__Exercise instructions__.
The word to find is "Auto". State how many lines below contain it, giving only the number.

>>>>>

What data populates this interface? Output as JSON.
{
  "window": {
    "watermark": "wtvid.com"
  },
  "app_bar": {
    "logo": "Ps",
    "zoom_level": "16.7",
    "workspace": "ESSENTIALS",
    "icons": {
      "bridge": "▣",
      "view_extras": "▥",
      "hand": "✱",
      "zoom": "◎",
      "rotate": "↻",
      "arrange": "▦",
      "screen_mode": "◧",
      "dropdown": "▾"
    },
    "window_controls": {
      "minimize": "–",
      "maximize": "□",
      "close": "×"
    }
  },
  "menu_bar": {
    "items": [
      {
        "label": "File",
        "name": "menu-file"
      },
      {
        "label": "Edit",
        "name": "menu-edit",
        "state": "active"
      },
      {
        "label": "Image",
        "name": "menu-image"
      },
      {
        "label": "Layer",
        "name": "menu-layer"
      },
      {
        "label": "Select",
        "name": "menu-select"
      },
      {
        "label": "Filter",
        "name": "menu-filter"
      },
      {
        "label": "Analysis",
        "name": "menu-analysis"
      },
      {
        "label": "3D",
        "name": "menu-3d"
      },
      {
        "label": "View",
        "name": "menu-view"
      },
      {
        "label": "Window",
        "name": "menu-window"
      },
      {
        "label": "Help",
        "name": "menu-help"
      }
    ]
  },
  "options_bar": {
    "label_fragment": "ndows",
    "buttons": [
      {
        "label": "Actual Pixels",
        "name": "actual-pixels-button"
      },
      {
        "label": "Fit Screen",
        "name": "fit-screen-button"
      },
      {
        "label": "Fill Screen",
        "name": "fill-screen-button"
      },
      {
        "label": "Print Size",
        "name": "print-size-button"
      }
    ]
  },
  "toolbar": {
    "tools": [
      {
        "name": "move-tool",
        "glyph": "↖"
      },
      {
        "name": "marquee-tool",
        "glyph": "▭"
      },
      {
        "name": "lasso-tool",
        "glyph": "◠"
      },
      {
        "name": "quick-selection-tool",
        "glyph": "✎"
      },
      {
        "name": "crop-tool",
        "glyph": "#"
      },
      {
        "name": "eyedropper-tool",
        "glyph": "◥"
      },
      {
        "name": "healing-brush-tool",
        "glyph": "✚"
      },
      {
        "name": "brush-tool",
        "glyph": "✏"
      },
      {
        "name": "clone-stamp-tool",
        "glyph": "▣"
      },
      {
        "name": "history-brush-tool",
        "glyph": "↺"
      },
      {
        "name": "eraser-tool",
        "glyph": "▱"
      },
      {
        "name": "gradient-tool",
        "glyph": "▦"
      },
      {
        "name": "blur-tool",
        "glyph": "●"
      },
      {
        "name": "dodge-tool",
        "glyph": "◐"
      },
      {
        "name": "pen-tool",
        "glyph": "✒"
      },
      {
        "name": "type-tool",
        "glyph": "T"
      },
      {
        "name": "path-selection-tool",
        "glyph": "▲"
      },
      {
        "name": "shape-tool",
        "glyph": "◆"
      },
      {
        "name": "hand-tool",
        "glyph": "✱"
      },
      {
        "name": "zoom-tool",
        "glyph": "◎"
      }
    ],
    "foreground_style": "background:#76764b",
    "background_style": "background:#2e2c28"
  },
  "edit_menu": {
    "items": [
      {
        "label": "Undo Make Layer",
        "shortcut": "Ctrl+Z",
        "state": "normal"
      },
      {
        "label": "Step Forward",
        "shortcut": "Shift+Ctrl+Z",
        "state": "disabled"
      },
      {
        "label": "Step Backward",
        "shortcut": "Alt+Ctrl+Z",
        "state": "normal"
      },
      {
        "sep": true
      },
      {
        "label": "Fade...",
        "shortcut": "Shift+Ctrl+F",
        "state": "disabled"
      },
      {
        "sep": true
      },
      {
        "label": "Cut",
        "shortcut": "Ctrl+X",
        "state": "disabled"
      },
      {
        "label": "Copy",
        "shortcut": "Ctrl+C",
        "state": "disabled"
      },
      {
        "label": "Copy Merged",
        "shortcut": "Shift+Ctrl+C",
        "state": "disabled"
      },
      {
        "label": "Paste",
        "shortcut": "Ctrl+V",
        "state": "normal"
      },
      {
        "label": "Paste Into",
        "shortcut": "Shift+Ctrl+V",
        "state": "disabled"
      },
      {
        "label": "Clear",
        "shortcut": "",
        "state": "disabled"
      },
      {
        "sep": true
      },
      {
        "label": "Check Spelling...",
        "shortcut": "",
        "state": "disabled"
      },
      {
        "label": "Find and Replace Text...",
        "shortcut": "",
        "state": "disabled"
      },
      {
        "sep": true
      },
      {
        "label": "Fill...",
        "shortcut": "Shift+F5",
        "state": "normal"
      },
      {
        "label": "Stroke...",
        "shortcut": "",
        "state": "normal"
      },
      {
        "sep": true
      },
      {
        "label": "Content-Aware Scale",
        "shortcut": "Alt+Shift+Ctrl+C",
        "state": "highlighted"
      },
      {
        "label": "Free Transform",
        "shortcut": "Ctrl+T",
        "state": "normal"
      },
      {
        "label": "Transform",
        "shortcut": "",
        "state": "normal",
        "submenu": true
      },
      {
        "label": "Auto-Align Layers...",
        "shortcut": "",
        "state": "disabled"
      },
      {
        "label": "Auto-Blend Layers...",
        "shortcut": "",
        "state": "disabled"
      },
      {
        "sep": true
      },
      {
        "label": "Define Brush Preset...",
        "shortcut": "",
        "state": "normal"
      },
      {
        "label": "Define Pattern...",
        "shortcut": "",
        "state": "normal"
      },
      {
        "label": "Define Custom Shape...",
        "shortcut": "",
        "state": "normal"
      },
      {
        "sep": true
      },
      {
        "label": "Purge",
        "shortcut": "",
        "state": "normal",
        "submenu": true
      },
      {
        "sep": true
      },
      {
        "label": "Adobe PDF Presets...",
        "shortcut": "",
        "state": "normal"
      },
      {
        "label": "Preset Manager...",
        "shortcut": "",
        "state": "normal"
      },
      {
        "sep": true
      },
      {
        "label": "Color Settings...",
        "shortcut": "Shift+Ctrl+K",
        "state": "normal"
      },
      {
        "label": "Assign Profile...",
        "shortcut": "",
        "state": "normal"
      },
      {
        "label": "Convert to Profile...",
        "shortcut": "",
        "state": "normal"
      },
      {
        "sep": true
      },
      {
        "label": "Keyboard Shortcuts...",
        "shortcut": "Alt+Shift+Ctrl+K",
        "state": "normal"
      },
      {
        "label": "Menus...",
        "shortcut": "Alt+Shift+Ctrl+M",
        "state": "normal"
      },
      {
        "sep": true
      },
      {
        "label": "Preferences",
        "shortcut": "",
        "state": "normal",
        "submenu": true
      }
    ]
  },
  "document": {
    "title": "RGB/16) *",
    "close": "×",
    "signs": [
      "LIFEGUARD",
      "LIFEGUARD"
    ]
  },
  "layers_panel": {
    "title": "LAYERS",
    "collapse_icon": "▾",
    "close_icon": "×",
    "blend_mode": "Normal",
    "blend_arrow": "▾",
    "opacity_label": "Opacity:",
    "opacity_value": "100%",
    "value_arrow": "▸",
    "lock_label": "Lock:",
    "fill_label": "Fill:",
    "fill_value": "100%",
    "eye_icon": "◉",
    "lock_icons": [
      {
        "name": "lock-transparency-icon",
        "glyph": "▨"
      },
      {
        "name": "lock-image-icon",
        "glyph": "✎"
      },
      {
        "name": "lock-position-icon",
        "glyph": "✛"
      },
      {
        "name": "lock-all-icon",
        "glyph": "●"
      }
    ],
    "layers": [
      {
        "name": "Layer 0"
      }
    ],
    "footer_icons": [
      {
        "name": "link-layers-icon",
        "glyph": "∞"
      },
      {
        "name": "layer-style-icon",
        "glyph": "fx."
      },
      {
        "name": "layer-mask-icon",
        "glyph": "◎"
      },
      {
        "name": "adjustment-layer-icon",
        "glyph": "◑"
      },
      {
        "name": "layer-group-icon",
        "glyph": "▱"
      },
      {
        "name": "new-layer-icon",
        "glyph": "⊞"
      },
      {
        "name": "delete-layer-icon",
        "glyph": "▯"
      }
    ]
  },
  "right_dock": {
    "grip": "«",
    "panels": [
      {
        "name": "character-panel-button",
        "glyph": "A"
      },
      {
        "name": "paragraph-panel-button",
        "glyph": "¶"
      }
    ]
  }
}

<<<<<

__Solution__.
2